While we've made progress with him voluntarily taking salad and a couple of pieces of fruit each day, the potato chip thing is still a bit of a struggle. He doesn't expect to have them every day. I try to put some in his lunch once a week. But the other 4 days, he still wants something salty and crunchy. We've found a couple of things that make both my budget and his tastbuds happy. Chex Mix and Wheat Thins. Sam's Club sells a big bag of Chex Mix that works well for us. It's still works out to be about the same price as potato chips but since neither Shawn or Will go looking to eat anything that healthy when searching for chips, a bag of Chex Mix lasts a lot longer around here than a bag of chips does.
Wheat Thins are a new discovery. The problem with them is I think they are outrageously priced. At $3.00 a box (which contains a bag half the size of a bag of chips) they end up being every bit as expensive. So last week, I began looking on the internet for a recipe for homemade Wheat Thins. I've been experimenting with this recipe from Recipeland.com.
This is my first batch and I learned a few things. First, this recipe calls for too much sugar. Second, when it says to roll the dough out to 1/8" inch thickness, it means to roll it out to 1/8" thickness, not between 1/4" and 1/2". Caelan affectionately renamed these Wheat Thicks. When the humor of that wore off, Shawn began calling them Wheat Bricks. Between all the jokes about broken teeth, developing diabetes, and watching Caelan trying to force his jaws closed with his hands as he ate them, he ended up praising me for being a good sport. We ate every one of them and he asked for more.
I made a second batch tonight and only used about 2 tablespoons of sugar. I think next time I'll use about 1/4 cup, although he really likes them the way they are. The problem is now Will won't eat them! I rolled them thinner this time and they are perfectly crispy.
I'll share some more of our healthier alternatives to potato chips and cookies in the future. If you have any suggestions for things that work in your own kids lunches, I'd love to hear about them!

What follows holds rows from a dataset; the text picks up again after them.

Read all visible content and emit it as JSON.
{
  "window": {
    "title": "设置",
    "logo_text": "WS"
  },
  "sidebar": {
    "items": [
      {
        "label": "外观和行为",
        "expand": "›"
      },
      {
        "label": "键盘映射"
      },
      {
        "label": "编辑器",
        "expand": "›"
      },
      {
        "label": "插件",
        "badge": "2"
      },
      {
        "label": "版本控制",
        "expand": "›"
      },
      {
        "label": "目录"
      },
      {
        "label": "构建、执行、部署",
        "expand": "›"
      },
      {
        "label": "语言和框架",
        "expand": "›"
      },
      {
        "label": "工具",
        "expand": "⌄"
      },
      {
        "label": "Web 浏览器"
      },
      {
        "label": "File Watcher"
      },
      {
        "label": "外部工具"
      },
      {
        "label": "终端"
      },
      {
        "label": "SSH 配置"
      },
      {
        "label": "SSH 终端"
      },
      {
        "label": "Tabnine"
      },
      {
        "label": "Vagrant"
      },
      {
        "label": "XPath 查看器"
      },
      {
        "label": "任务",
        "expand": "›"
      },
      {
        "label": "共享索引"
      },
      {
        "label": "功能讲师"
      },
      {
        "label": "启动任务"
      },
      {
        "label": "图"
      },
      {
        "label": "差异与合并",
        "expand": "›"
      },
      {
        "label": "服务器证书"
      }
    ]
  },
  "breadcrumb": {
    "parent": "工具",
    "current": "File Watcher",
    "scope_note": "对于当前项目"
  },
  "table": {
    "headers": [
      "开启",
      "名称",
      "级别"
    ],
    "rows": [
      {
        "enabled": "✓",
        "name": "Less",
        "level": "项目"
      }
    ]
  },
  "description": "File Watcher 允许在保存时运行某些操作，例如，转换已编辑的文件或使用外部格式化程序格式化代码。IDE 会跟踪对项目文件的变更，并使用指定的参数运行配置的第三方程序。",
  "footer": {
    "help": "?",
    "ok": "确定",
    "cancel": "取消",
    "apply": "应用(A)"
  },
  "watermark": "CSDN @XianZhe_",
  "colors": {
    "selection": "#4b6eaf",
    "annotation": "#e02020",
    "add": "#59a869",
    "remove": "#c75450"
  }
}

Now I'll be working on trying not to associate the flavor of Wheat Thins/Thicks/Bricks with the communion wafers the Catholic church used when I was a kid!